A front group for Muslim extremists has boasted of its intent to act as “kingmakers” in the general election, and claims to be able to influence the outcome of up to 30 seats.
Last month Azad Ali, a senior figure in Muslim Engagement and Development (Mend), presented a Muslim Manifesto to Lords and Parliamentarians of all parties in Westminster. A Tory candidate in a winnable seat has revealed that he was repeatedly offered large sums of money for his campaign if he agreed to sign up to the manifesto.
According to the Telegraph, Mend’s chief executive, Sufyan Ismail told an audience at Zakariyya Central Mosque in Bolton “David Cameron recently said that British Jews fighting for the IDF [Israeli army] will not be prosecuted.”
“But British Muslims going to Syria fighting against Assad… will definitely face interrogation. Now do you think that if we landed those 20 seats or 30 seats, he [Cameron] would have the audacity to say that to the Muslim community? Not a chance!”
He explained that the group had organised to “batter the Israeli lobby” in the Commons. “Right now, we are negotiating with the Labour leadership, we are negotiating with the Tory leadership and insh’allah [God willing] will start with the Lib Dem leadership as well, where we have a list of manifesto pledges.
“The Muslim vote is worth ten ordinary votes because… we are heavily concentrated in a few areas,” he said. “Anybody who can give any one party 10, 20, 30 seats, like we can, they have to listen to you.”
A Labour spokesman denied that any negotiations had taken place, saying: “We receive submissions and requests from hundreds of organisations, but it is completely wrong to suggest Mend has any influence over Labour’s manifesto process.”
However, the Labour Members of Parliament Yasmin Qureshi, Gerald Kaufman, Kate Green and Andy Slaughter were all present at the launch of the Muslim Manifesto last month, as was Shadow Cabinet Office minister Jon Ashworth, who added: “I think this manifesto is really important and a great initiative. I will be studying it very carefully and I will be passing it on to our Shadow Cabinet”.

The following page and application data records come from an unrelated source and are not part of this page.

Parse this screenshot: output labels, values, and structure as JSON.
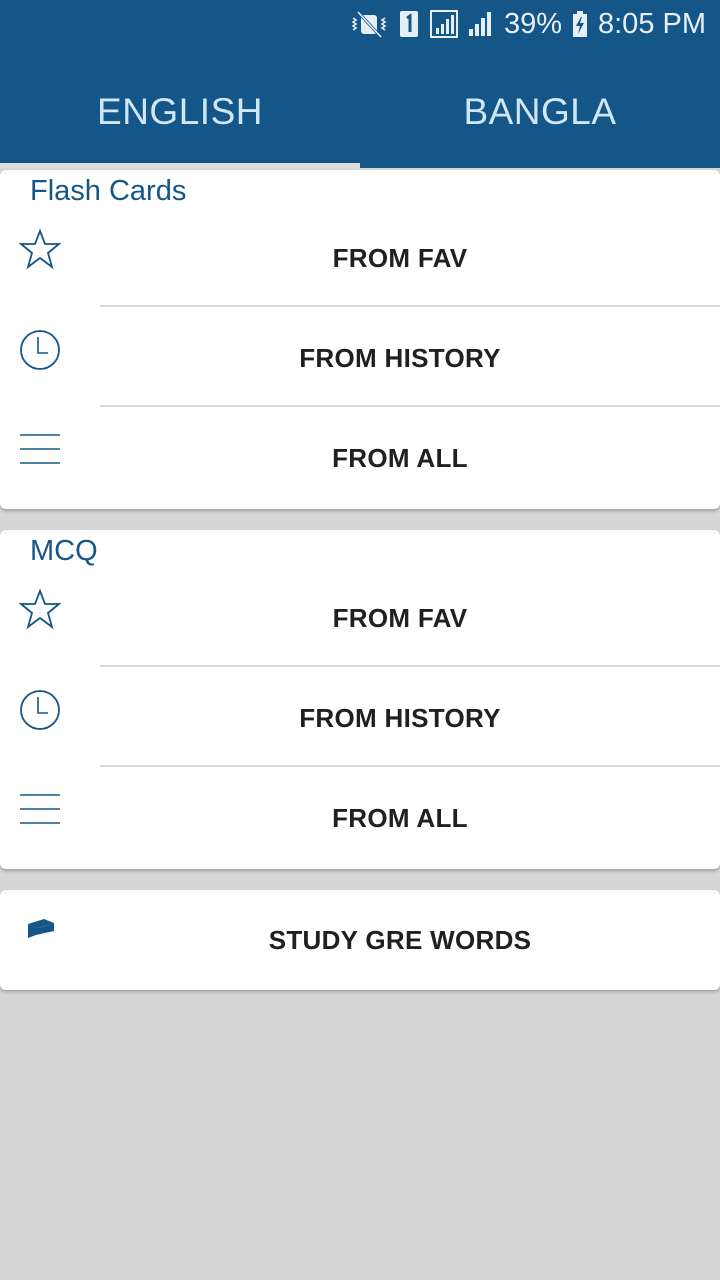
{
  "status_bar": {
    "battery": "39%",
    "time": "8:05 PM",
    "icons": [
      "mute-icon",
      "sim-1-icon",
      "signal-icon",
      "signal-icon",
      "battery-charging-icon"
    ]
  },
  "tabs": [
    {
      "label": "ENGLISH",
      "selected": true
    },
    {
      "label": "BANGLA",
      "selected": false
    }
  ],
  "flash_cards": {
    "title": "Flash Cards",
    "items": [
      {
        "label": "FROM FAV",
        "icon": "star-icon"
      },
      {
        "label": "FROM HISTORY",
        "icon": "clock-icon"
      },
      {
        "label": "FROM ALL",
        "icon": "list-icon"
      }
    ]
  },
  "mcq": {
    "title": "MCQ",
    "items": [
      {
        "label": "FROM FAV",
        "icon": "star-icon"
      },
      {
        "label": "FROM HISTORY",
        "icon": "clock-icon"
      },
      {
        "label": "FROM ALL",
        "icon": "list-icon"
      }
    ]
  },
  "study": {
    "label": "STUDY GRE WORDS",
    "icon": "graduation-cap-icon"
  },
  "colors": {
    "primary": "#155688",
    "background": "#d6d6d6",
    "tab_text": "#cfe6f7"
  }
}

And former Conservative cabinet member Baroness Warsi, who was also present at the launch, commented “[The] Muslim Manifesto is something you can take to your election candidates.”
The manifesto includes commitments to “Celebrate and support Muslim heritage and cultural institutions,” and to “Eliminate the root causes of institutional discrimination against Muslims and introduce tougher legislation to prevent it.” It also calls on government to “allow Muslims greater access to decision-making processes in the security services.”
Last Friday, both Baroness Warsi and Kate Green, Labour’s shadow equalities minister and vice-chair of its national policy forum, spoke at a “professionals fundraising dinner” in Manchester organised by Mend.
Also speaking at the event was Abu Eesa Niamatullah, who has referred to British people as “animals”, insisted that women should not work, and has attacked democracy, and Yasir Qadhi, a salafist Muslim who drew a parallel between the actions of the American government in ordering drone strikes on the middle east with those of the terrorist who flew the planes into the twin towers on 9/11.
The Conservative Party has not responded to questions put by the Telegraph regarding Mend’s claims to be in discussions with its leadership.